Back in July, in my article “Members Under Attack,” I provided numerous instances of global circumstances outlining how our membership is facing adversity like never before. As I write this month’s article, PPOA is engaged in one of, if not the most, controversial and polarizing topics in my career: the County’s COVID-19 vaccination mandate.
Let’s be perfectly clear. PPOA, as an organization, highly recommends protecting yourselves and colleagues in the workplace by utilizing available personal protective options such as hand sanitizers, masks, as well as the COVID-19 vaccine if you so desire and if it is permissible within your personal beliefs. The safety of our members and their families is of paramount importance.
That being said, the COVID-19 executive order mandating all County employees to be vaccinated by October 1 is a herculean task, resource intensive and threatening to the livelihood of County employees. What happened to labor relations with our employer partners, the Board of Supervisors? When/how did good governing surrender itself to placating to political perception? What happened to Los Angeles County being a “labor county”? Why have they stopped listening to reason?

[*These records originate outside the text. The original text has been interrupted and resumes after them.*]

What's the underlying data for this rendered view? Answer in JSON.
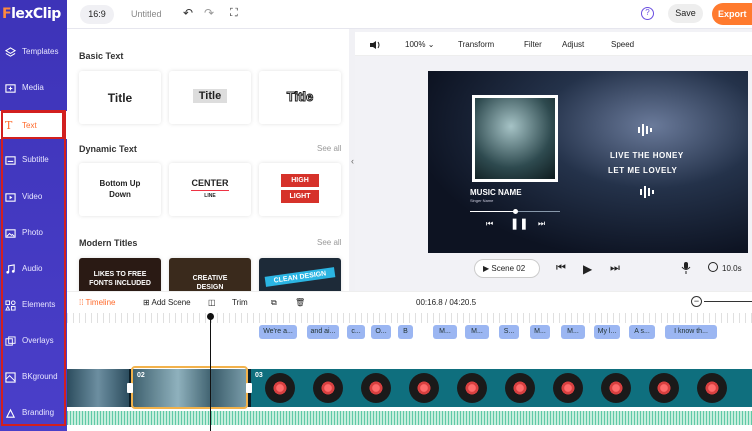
{
  "app": {
    "logo_f": "F",
    "logo_rest": "lexClip"
  },
  "sidebar": {
    "items": [
      {
        "label": "Templates",
        "icon": "layers-icon"
      },
      {
        "label": "Media",
        "icon": "media-icon"
      },
      {
        "label": "Text",
        "icon": "text-icon"
      },
      {
        "label": "Subtitle",
        "icon": "subtitle-icon"
      },
      {
        "label": "Video",
        "icon": "video-icon"
      },
      {
        "label": "Photo",
        "icon": "photo-icon"
      },
      {
        "label": "Audio",
        "icon": "music-icon"
      },
      {
        "label": "Elements",
        "icon": "elements-icon"
      },
      {
        "label": "Overlays",
        "icon": "overlays-icon"
      },
      {
        "label": "BKground",
        "icon": "background-icon"
      },
      {
        "label": "Branding",
        "icon": "branding-icon"
      }
    ],
    "active": "Text"
  },
  "topbar": {
    "ratio": "16:9",
    "title": "Untitled",
    "help": "?",
    "save": "Save",
    "export": "Export"
  },
  "panel": {
    "basic_text_heading": "Basic Text",
    "basic_cards": [
      "Title",
      "Title",
      "Title"
    ],
    "dynamic_text_heading": "Dynamic Text",
    "dynamic_see_all": "See all",
    "dynamic_cards": {
      "bottom_up": "Bottom Up Down",
      "center": "CENTER",
      "center_sub": "LINE",
      "high": "HIGH",
      "light": "LIGHT"
    },
    "modern_titles_heading": "Modern Titles",
    "modern_see_all": "See all",
    "modern_cards": [
      "LIKES TO FREE FONTS INCLUDED",
      "CREATIVE DESIGN",
      "CLEAN DESIGN"
    ]
  },
  "preview_toolbar": {
    "zoom": "100%",
    "transform": "Transform",
    "filter": "Filter",
    "adjust": "Adjust",
    "speed": "Speed"
  },
  "canvas": {
    "music_name": "MUSIC NAME",
    "singer": "Singer Name",
    "progress": 0.5,
    "lyric_line1": "LIVE THE HONEY",
    "lyric_line2": "LET ME LOVELY"
  },
  "playback": {
    "scene": "Scene 02",
    "duration": "10.0s"
  },
  "timeline": {
    "tab": "Timeline",
    "add_scene": "Add Scene",
    "trim": "Trim",
    "time": "00:16.8 / 04:20.5",
    "text_chips": [
      "We're a...",
      "and ai...",
      "c...",
      "O...",
      "B",
      "M...",
      "M...",
      "S...",
      "M...",
      "M...",
      "My l...",
      "A s...",
      "I know th..."
    ],
    "clip_labels": [
      "02",
      "03"
    ]
  },
  "colors": {
    "sidebar": "#4a3fc9",
    "accent": "#ff7a2e",
    "active_text": "#ff6a2b",
    "highlight": "#d21f1f"
  }
}
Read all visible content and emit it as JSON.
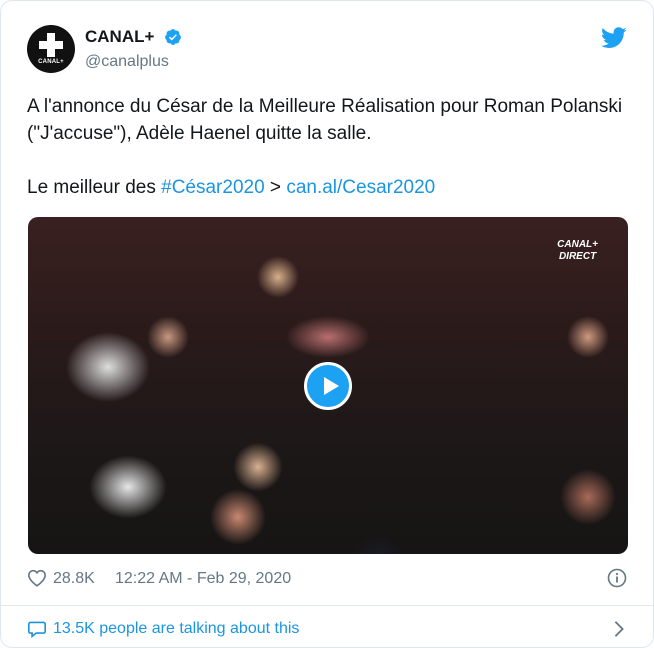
{
  "account": {
    "display_name": "CANAL+",
    "handle": "@canalplus",
    "avatar_text": "CANAL+"
  },
  "tweet": {
    "line1": "A l'annonce du César de la Meilleure Réalisation pour Roman Polanski (\"J'accuse\"), Adèle Haenel quitte la salle.",
    "line2_prefix": "Le meilleur des ",
    "hashtag": "#César2020",
    "arrow": " > ",
    "link": "can.al/Cesar2020"
  },
  "media": {
    "tag_line1": "CANAL+",
    "tag_line2": "DIRECT"
  },
  "stats": {
    "likes": "28.8K",
    "timestamp": "12:22 AM - Feb 29, 2020"
  },
  "footer": {
    "talking": "13.5K people are talking about this"
  },
  "colors": {
    "accent": "#1da1f2",
    "link": "#1b95e0",
    "muted": "#657786"
  }
}
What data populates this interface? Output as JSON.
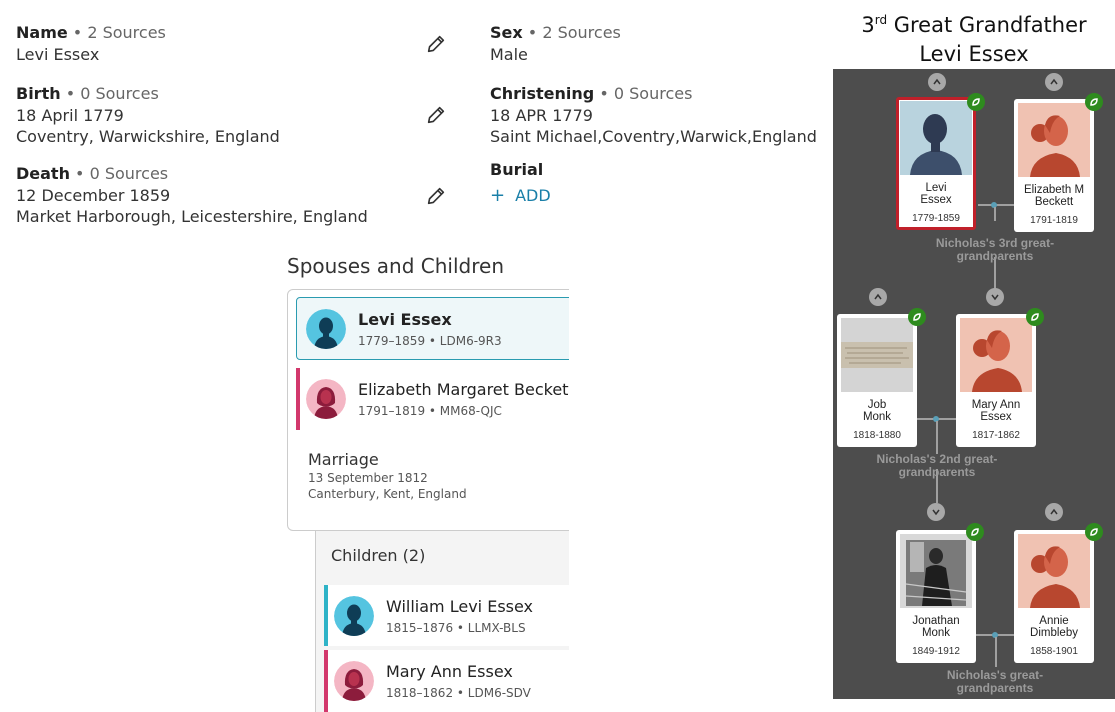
{
  "vitals": {
    "name": {
      "label": "Name",
      "sources": " • 2 Sources",
      "lines": [
        "Levi Essex"
      ]
    },
    "sex": {
      "label": "Sex",
      "sources": " • 2 Sources",
      "lines": [
        "Male"
      ]
    },
    "birth": {
      "label": "Birth",
      "sources": " • 0 Sources",
      "lines": [
        "18 April 1779",
        "Coventry, Warwickshire, England"
      ]
    },
    "christening": {
      "label": "Christening",
      "sources": " • 0 Sources",
      "lines": [
        "18 APR 1779",
        "Saint Michael,Coventry,Warwick,England"
      ]
    },
    "death": {
      "label": "Death",
      "sources": " • 0 Sources",
      "lines": [
        "12 December 1859",
        "Market Harborough, Leicestershire, England"
      ]
    },
    "burial": {
      "label": "Burial",
      "add_label": "ADD"
    }
  },
  "family": {
    "title": "Spouses and Children",
    "focus": {
      "name": "Levi Essex",
      "meta": "1779–1859 • LDM6-9R3"
    },
    "spouse": {
      "name": "Elizabeth Margaret Beckett",
      "meta": "1791–1819 • MM68-QJC"
    },
    "marriage": {
      "title": "Marriage",
      "date": "13 September 1812",
      "place": "Canterbury, Kent, England"
    },
    "children_title": "Children (2)",
    "children": [
      {
        "name": "William Levi Essex",
        "meta": "1815–1876 • LLMX-BLS"
      },
      {
        "name": "Mary Ann Essex",
        "meta": "1818–1862 • LDM6-SDV"
      }
    ]
  },
  "tree": {
    "heading_ordinal": "3",
    "heading_suffix": "rd",
    "heading_rest": " Great Grandfather",
    "heading_name": "Levi Essex",
    "cards": [
      {
        "name_l1": "Levi",
        "name_l2": "Essex",
        "dates": "1779-1859"
      },
      {
        "name_l1": "Elizabeth M",
        "name_l2": "Beckett",
        "dates": "1791-1819"
      },
      {
        "name_l1": "Job",
        "name_l2": "Monk",
        "dates": "1818-1880"
      },
      {
        "name_l1": "Mary Ann",
        "name_l2": "Essex",
        "dates": "1817-1862"
      },
      {
        "name_l1": "Jonathan",
        "name_l2": "Monk",
        "dates": "1849-1912"
      },
      {
        "name_l1": "Annie",
        "name_l2": "Dimbleby",
        "dates": "1858-1901"
      }
    ],
    "labels": [
      {
        "l1": "Nicholas's 3rd great-",
        "l2": "grandparents"
      },
      {
        "l1": "Nicholas's 2nd great-",
        "l2": "grandparents"
      },
      {
        "l1": "Nicholas's great-",
        "l2": "grandparents"
      }
    ]
  },
  "colors": {
    "accent_teal": "#2eb3c7",
    "accent_pink": "#d2386c",
    "link_blue": "#1a7fa8",
    "selected_red": "#c0202a",
    "leaf_green": "#2e8b1e",
    "tree_bg": "#4d4d4d"
  }
}
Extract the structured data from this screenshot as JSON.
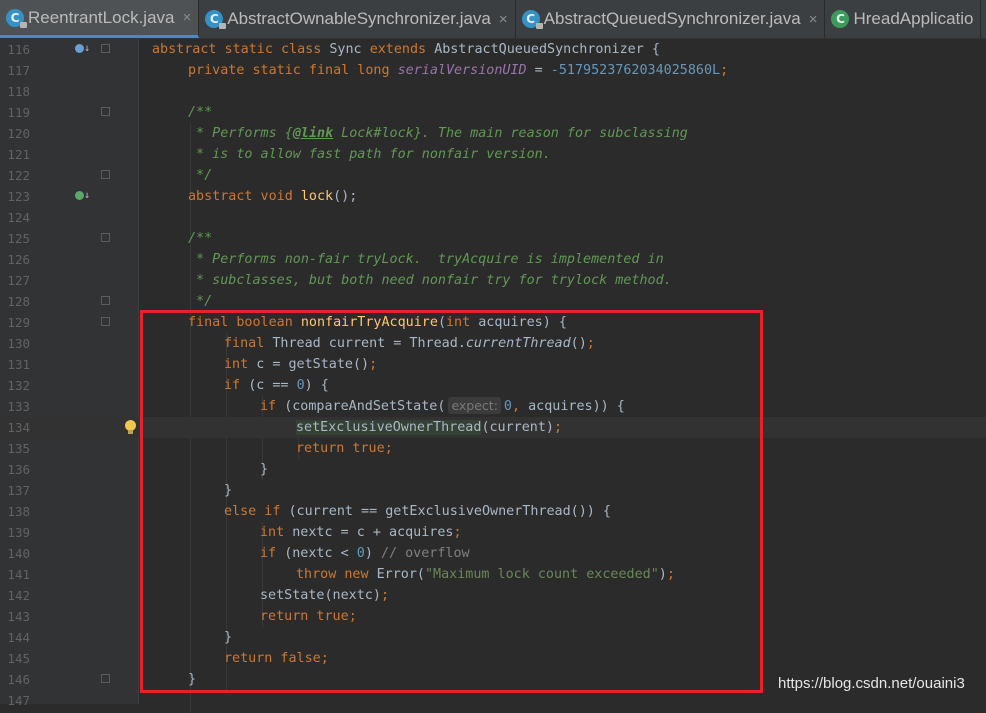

To date, as of September 23, the County has only met with the Coalition of County Unions (CCU) — which negotiates on behalf of 14 unions (30,000-plus employees) including PPOA, ALADS, Fire, Probation and others — three times. If this “mandate” is so important, where is the participation? Why are they engaging in bad faith actions, communicating with our members information that has not yet been agreed upon?
The County’s proposals include verbiage such as “mandatory,” “corrective action” and “termination.” Whereas in comparison, the CCU proposals have included language such as “goals,” “education” and “testing.” What is the intent of the Board of Supervisors? Do they not understand that if the goal is improved compliance with the COVID-19 vaccination, it would be obtained much faster and in higher numbers utilizing incentives rather than unemployment?
CCU negotiators continue to battle for a comprehensive, incentive-based, data-driven solution with a reasonable timeline. These discussions are founded on reality-based arguments such as:
- What magically happens on October 1?
- Are the number of COVID-19 cases, based on Department of Public Health numbers, not dropping dramatically?
- Has the County calculated the number of interactive process meetings (IPMs) required for the anticipated medical and religious exemptions?
- Who will complete these meetings?
- Have they been properly trained on the nuances required of IPMs so as to not violate ADA and HIPAA laws?
- Has the civil liability of those (not/poorly trained) supervisors violating these laws during IPMs been accounted for?
- Does the County even know how many within its workforce of approximately 100,000 employees are vaccinated?
- Is the County ready for 5,000, 15,000 or 25,000 employees to be unavailable to report to work?
- Could the County function with these types of numbers not available to work?
- What is the financial burden to the County to not have these people come to work and have to subsidize with overtime?
- What is the financial drain to the County to process the large numbers of suspensions and subsequent termination of employees?
- What is the long-term economic impact of a potential loss in knowledge, training and experience of this magnitude?
WHAT HAPPENED TO LABOR RELATIONS IN LOS ANGELES COUNTY?
In years past, these questions would all have been presented early on during collaborative discussions between labor partners. Now, these questions remain unanswered in impact bargaining sessions after the fact. How can the County expect this to work in such an accelerated timeline?
The PPOA Board of Directors is an unyielding advocate during these negotiations, fighting for all of our members regardless of personal beliefs or positions on this issue, as due process was bypassed, and your rights to employment are being challenged.
The PPOA Board of Directors is following a legal, political and collaborative strategy with our labor partners, ALADS and the other members of the CCU. We have thoroughly researched legal options and opinions from the top legal defense attorneys utilized by our coalition partners (FOP, California Coalition of Law Enforcement Associations, Southern California Alliance of Law Enforcement and Peace Officers Research Association of California) and monitor numerous lawsuits nationwide for any nuggets of knowledge that may adjust our strategy.
Speaking of strategy and lawsuits, PPOA, as well as many other unions, has become aware of various law firms operating statewide to step into the legal fracas on this issue. All I can say is, buyer beware! As described above, PPOA is utilizing every legal resource possible in our strategies. The current legal atmosphere does not bode well in challenging COVID-19-related mandates. Groups asking individuals for “donations” or “upfront fees” to fund temporary restraining orders or other legal action may not have your best interest.
PPOA continues to make ourselves available for collaborative discussions with the Board of Supervisors. We welcome the opportunity to provide reasonable recommendations in addressing the needs of the County during this pandemic, utilizing logic and attainable timelines. This organization is a proud member of the CCU, L.A. County Federation of Labor and national AFL-CIO, which gives us many opportunities to work collaboratively.
I’ll conclude this article with a quote I was reminded of from years back: “Work with me, people!”